The Ukrainian president on Saturday spoke directly to the Russian people, thanking those who protested for their opposition to the war. He specifically mentioned prominent Russians like Muratov and the blogger Yury Dud, saying that Ukrainians had heard their effort.
“Stop those who lie,” said Zelenskiy. “They lie to us. They lie to you. And they are lying to the whole world. We need to stop this war.”
There is little likelihood that any protests will change Kremlin policy, which appears to be hardening in preparation for a bigger push on Kyiv. But the split in elite support for the operation indicates that this will be much different from Crimea, where public support was widely seen as about 85%.
By contrast, the Levada Centre, an independent polling agency, reported last week that only 45% of Russians supported recognising the Russian-controlled territories in south-east Ukraine. Far fewer are believed to support a full-scale war against Ukraine.

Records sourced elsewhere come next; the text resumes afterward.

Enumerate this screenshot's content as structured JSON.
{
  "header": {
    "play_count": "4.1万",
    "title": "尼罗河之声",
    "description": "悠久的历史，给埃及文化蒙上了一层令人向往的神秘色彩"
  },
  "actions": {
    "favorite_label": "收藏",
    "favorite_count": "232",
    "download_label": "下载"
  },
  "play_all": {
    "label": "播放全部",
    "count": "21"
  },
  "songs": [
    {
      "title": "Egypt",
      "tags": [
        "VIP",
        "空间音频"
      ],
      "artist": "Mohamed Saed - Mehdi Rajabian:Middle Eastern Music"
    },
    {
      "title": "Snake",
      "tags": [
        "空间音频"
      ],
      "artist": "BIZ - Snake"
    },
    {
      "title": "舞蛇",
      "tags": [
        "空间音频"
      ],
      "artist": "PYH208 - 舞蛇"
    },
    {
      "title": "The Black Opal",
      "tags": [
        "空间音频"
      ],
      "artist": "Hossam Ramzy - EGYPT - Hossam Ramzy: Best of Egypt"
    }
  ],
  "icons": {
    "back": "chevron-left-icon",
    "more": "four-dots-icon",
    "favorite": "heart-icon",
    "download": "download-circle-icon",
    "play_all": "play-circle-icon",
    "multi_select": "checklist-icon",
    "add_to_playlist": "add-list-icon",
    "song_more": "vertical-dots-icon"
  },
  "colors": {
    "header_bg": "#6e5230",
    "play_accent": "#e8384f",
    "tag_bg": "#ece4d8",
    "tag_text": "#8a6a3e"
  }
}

Many of those Russians protesting against the war expressed feelings of anger, complicity, shame, and fear at the road the country was heading down.
“It’s mixed feelings of anger, fury, shame, you don’t know what to feel,” said Krasilshchik. “Your world is falling apart on all fronts. It’s falling apart from within because you understand your reality is going to be completely different. It means everything. Ethical questions, questions about how you are going to live.
“But secondly you realise that at this moment there are people who feel far worse because they are being bombed. My problems… don’t mean anything compared with the problems Ukrainians feel right now.
“And thirdly you can’t even share these feelings because for the whole world you’re a pariah and true evil. And your passport is the passport of the aggressor. You don’t even know where to start.”
Krasilshchik, who has attended protests for more than 15 years, noted that Putin’s problems which had affected the country were quickly becoming those of the whole world.
“I am sure that we are guilty,” said Krasilshchik. “But I don’t understand at what moment we could have done anything differently.”
Many on both sides view this as a point of no return. Ilya Barabanov, a Russian reporter who has covered the war in Ukraine for the BBC, wrote in a first-person article he felt similarly to how a German living in Kyiv must have felt on the first day of the second world war.
None of his friends had said anything bad to him but a question nagged at him.
“When my reporting trip comes to an end, and when the horror of war subsides, how will I be able to return home, to Russia, to my country, that has done this to Ukraine today?” he said.